Assessing the costs of climate change and adaptation in South Asia.

This book discusses the economic costs and benefits of unilateral and regional actions on climate change adaptation in ADB’s six South Asia DMCs, namely Bangladesh, Bhutan, India, the Maldives, Nepal, and Sri Lanka. It provides an estimate of the total economic loss throughout the 21st century to the South Asia DMCs. The study takes into account the different scenarios and impacts projected across vulnerable sectors and estimates the magnitude of funding required for adaptation measures to avert such potential losses.

The economics of climate change in the Pacific

The Asian Development Bank (ADB) conducted this study of the economics of climate change in the Pacific to assist its Pacific developing member countries (DMCs) in adapting to climate risks. After an extensive review of past and ongoing research efforts on climate change, the study focused on identifying and quantifying its economic impacts on the Pacific DMCs. It used the best available methodological tools to assess adverse effects of climate change particularly on agriculture; on fisheries and coral reefs; on tourism; and on the health and well-being of the populace.

Economics of Climate Change in East Asia

This study addresses the economics of climate change in selected countries in the East Asian region, focusing on the People’s Republic of China, Japan, the Republic of Korea, and Mongolia. It explores the economics of climate change adaptation at a subnational scale (i.e., provinces or regions), incorporates more climate scenarios, and examines climate uncertainty in more depth than previous work. Moreover, this study explicitly combines the costs of adaptation and mitigation into a single framework, while exploring linkages with the global economy.

Multisectoral climate impact hotspots in a warming world
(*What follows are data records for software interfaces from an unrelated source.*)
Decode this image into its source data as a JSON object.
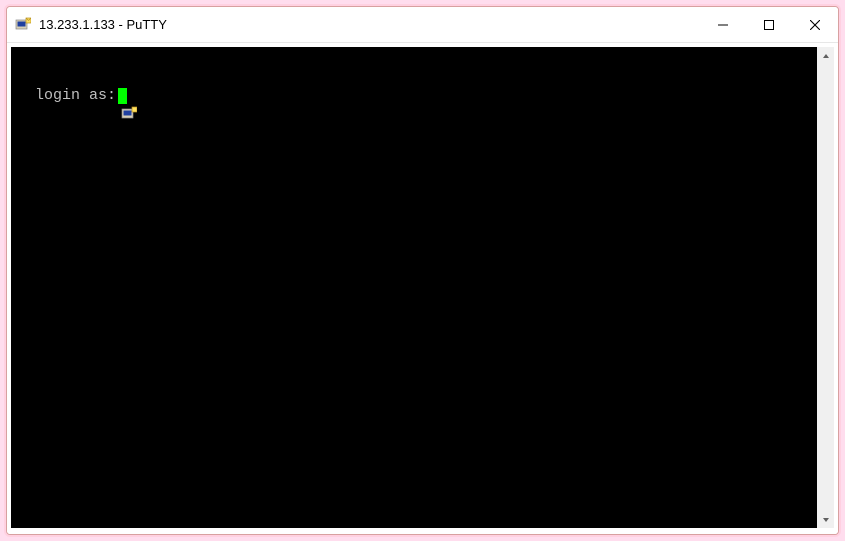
{
  "window": {
    "title": "13.233.1.133 - PuTTY"
  },
  "terminal": {
    "prompt": "login as:",
    "cursor_color": "#00ff00",
    "background": "#000000",
    "foreground": "#bfbfbf"
  },
  "icons": {
    "app": "putty-icon",
    "minimize": "minimize-icon",
    "maximize": "maximize-icon",
    "close": "close-icon",
    "scroll_up": "scroll-up-icon",
    "scroll_down": "scroll-down-icon",
    "sysmenu": "putty-sysmenu-icon"
  }
}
The impacts of global climate change on different aspects of humanity’s diverse life-support systems are complex and often difficult to predict. To facilitate policy decisions on mitigation and adaptation strategies, it is necessary to understand, quantify, and synthesize these climate-change impacts, taking into account their uncertainties. Crucial to these decisions is an understanding of how impacts in different sectors overlap, as overlapping impacts increase exposure, lead to interactions of impacts, and are likely to raise adaptation pressure.
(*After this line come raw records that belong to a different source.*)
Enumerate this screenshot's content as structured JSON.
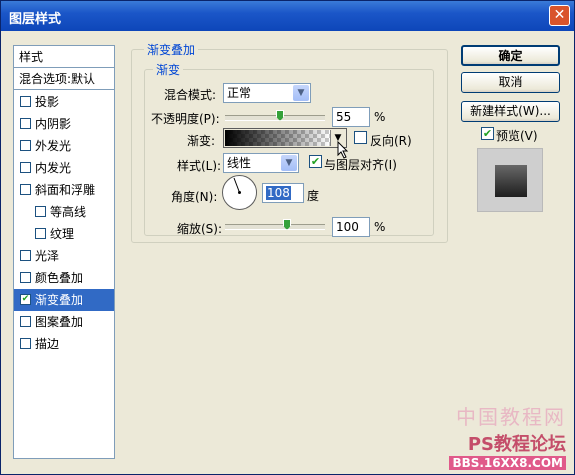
{
  "window": {
    "title": "图层样式"
  },
  "style_list": {
    "header": "样式",
    "blend_options": "混合选项:默认",
    "items": [
      {
        "label": "投影",
        "checked": false
      },
      {
        "label": "内阴影",
        "checked": false
      },
      {
        "label": "外发光",
        "checked": false
      },
      {
        "label": "内发光",
        "checked": false
      },
      {
        "label": "斜面和浮雕",
        "checked": false
      },
      {
        "label": "等高线",
        "checked": false
      },
      {
        "label": "纹理",
        "checked": false
      },
      {
        "label": "光泽",
        "checked": false
      },
      {
        "label": "颜色叠加",
        "checked": false
      },
      {
        "label": "渐变叠加",
        "checked": true,
        "selected": true
      },
      {
        "label": "图案叠加",
        "checked": false
      },
      {
        "label": "描边",
        "checked": false
      }
    ]
  },
  "panel": {
    "outer_title": "渐变叠加",
    "inner_title": "渐变",
    "blend_mode_label": "混合模式:",
    "blend_mode_value": "正常",
    "opacity_label": "不透明度(P):",
    "opacity_value": "55",
    "opacity_unit": "%",
    "gradient_label": "渐变:",
    "reverse_label": "反向(R)",
    "reverse_checked": false,
    "style_label": "样式(L):",
    "style_value": "线性",
    "align_label": "与图层对齐(I)",
    "align_checked": true,
    "angle_label": "角度(N):",
    "angle_value": "108",
    "angle_unit": "度",
    "scale_label": "缩放(S):",
    "scale_value": "100",
    "scale_unit": "%"
  },
  "buttons": {
    "ok": "确定",
    "cancel": "取消",
    "new_style": "新建样式(W)...",
    "preview_label": "预览(V)",
    "preview_checked": true
  },
  "watermark": {
    "line1": "中国教程网",
    "line2": "PS教程论坛",
    "line3": "BBS.16XX8.COM"
  },
  "colors": {
    "accent": "#316ac5",
    "title_bar": "#0d46b9",
    "group_title": "#0046d5"
  }
}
MEDIATION and the Adaptation Challenge: Identifying appropriate methods and tools to support climate change adaptation decision making.

The MEDIATION project guides researchers, policy advisors and experts to suitable climate change adaptation methods and tools for a wide range of questions and from various disciplines and perspectives. The project involves 11 partners and 11 case studies. Summaries of five of these case studies can be found in the present publication. Further information on the MEDIATION methodology, Adaptation Platform and training materials, which were developed for experts with basic technical or scientific knowledge rather than the general public,

Impacts of climate change in agriculture in Europe

The main objective of the PESETA (Projection of Economic impacts of climate change in Sectors of the European Union based on boTtom-up Analysis) project is to contribute to a better understanding of the possible physical and economic effects induced by climate change in Europe over the 21st century. PESETA studies the following impact categories: agriculture, river basin floods, coastal systems, tourism, and human health. This report presents in detail the agriculture physical impact assessment, methodology and results.

Constraints and potentials of future irrigation water availability on agricultural production under climate change

We compare ensembles of water supply and demand projections from 10 global hydrological models and six global gridded crop models. These are produced as part of the Inter-Sectoral Impacts Model Intercomparison Project, with coordination from the Agricultural Model Intercomparison and Improvement Project, and driven by outputs of general circulation models run under representative concentration pathway 8.5 as part of the Fifth Coupled Model Intercomparison Project.